In any case, Hegel was surely not the first to have the paradoxical thought that more freedom means less choice. Thus the Order for Morning Prayer of the 1662 Episcopal Book of Common Prayer:
O GOD, who art the author of peace and lover of concord, in knowledge of whom standeth our eternal life, whose service is perfect freedom; Defend us thy humble servants in all assaults of our enemies...
Or going back to the Dhammapada:
I do not call him a brahmin who is so by natural birth from his mother. He is just a supercilious person if he still has possessions of his own. He who owns nothing of his own, and is without attachment -- that is what I call a brahmin.
He who, having cut off all fetters, does not get himself upset, but is beyond bonds -- that liberated man is what I call a brahmin.
And we won't even mention Orwell's version of the paradox:
The Ministry of Truth -- Minitrue, in Newspeak -- was startlingly different from any other object in sight. It was an enormous pyramidal structure of glittering white concrete, soaring up, terrace after terrace, 300 metres into the air. From where Winston stood it was just possible to read, picked out on its white face in elegant lettering, the three slogans of the Party:
WAR IS PEACE
FREEDOM IS SLAVERY
IGNORANCE IS STRENGTH
I prefer the Kristofferson/Foster version. It's more ambiguous and it scans better:
Freedom's just another word for nothing left to lose. Nothing ain't worth nothing but it's free.
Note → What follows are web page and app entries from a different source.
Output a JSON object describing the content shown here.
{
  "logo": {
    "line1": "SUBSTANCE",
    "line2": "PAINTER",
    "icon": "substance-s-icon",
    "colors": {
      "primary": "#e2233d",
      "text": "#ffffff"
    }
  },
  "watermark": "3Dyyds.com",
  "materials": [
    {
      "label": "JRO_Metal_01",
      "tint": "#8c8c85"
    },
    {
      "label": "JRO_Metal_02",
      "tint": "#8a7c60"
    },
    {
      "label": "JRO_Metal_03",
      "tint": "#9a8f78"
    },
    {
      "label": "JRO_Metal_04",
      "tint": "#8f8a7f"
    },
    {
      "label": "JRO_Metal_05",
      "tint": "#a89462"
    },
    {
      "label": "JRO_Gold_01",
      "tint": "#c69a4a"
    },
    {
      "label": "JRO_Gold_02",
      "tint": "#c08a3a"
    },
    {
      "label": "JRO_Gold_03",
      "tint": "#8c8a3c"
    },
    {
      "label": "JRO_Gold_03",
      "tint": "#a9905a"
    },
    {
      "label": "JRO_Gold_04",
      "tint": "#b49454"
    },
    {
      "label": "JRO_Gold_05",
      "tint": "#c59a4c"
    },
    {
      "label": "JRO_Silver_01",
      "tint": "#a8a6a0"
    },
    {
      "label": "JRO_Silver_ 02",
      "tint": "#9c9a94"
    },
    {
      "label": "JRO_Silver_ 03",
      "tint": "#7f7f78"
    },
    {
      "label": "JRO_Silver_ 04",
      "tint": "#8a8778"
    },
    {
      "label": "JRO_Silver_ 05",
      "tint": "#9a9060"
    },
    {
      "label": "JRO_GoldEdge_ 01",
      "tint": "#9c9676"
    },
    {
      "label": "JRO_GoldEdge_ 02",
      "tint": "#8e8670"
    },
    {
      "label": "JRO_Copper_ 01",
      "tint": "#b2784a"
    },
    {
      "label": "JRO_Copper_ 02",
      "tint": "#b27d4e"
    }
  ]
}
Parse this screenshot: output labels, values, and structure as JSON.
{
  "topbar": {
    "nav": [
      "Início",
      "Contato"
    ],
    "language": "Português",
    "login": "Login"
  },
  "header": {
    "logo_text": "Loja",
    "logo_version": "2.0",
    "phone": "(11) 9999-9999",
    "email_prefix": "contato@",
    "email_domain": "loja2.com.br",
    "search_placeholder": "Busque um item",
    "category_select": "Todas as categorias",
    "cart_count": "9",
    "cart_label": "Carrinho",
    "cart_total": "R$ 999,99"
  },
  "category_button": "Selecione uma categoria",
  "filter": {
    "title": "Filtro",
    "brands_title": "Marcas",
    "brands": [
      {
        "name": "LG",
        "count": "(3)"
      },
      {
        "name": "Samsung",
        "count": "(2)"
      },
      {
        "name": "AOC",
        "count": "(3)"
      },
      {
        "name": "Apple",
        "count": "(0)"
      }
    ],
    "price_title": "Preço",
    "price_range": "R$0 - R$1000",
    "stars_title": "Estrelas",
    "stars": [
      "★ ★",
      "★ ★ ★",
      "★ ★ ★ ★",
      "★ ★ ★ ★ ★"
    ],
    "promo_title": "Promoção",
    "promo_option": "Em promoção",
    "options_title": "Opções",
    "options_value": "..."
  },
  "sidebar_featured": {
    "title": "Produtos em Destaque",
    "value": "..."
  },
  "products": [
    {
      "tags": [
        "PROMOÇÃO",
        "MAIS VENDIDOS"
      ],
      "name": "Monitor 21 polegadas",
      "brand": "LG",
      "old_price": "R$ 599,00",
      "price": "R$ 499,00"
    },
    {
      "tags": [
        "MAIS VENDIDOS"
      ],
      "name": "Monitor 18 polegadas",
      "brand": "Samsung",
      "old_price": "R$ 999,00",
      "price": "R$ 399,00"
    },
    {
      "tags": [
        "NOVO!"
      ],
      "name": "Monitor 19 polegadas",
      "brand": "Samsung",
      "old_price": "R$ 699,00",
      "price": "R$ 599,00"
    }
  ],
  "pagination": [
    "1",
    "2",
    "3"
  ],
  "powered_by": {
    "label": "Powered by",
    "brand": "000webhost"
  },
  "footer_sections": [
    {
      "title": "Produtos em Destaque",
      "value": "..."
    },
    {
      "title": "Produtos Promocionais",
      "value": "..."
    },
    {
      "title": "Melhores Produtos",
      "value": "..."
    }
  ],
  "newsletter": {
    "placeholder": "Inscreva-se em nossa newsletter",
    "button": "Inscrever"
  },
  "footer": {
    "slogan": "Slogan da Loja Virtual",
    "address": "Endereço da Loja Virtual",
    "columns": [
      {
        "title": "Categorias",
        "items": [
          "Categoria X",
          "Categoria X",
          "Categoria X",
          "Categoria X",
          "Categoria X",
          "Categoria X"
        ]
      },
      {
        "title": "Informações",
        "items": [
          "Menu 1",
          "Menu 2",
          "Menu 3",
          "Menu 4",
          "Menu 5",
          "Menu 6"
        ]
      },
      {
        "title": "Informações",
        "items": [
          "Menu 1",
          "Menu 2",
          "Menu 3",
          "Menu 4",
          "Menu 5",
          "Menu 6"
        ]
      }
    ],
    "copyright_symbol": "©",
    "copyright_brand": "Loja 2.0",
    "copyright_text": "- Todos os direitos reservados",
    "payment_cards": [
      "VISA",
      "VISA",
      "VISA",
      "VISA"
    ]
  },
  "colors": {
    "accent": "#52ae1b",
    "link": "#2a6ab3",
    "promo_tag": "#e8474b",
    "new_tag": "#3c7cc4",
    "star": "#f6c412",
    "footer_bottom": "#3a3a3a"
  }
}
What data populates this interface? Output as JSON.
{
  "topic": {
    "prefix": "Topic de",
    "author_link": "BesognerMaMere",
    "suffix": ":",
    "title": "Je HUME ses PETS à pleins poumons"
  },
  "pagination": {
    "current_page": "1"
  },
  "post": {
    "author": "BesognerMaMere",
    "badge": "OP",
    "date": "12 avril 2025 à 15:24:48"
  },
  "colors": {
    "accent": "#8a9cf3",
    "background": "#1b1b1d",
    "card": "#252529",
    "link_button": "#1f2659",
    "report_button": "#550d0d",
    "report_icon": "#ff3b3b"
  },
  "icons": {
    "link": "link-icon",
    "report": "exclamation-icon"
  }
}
In comparison, all that we linguists really have to contribute to this discussion is the controversy over whether there is really ever any free variation (since all communicative choices have consequences)..Posted by Mark Liberman at February 2, 2007 07:12 AM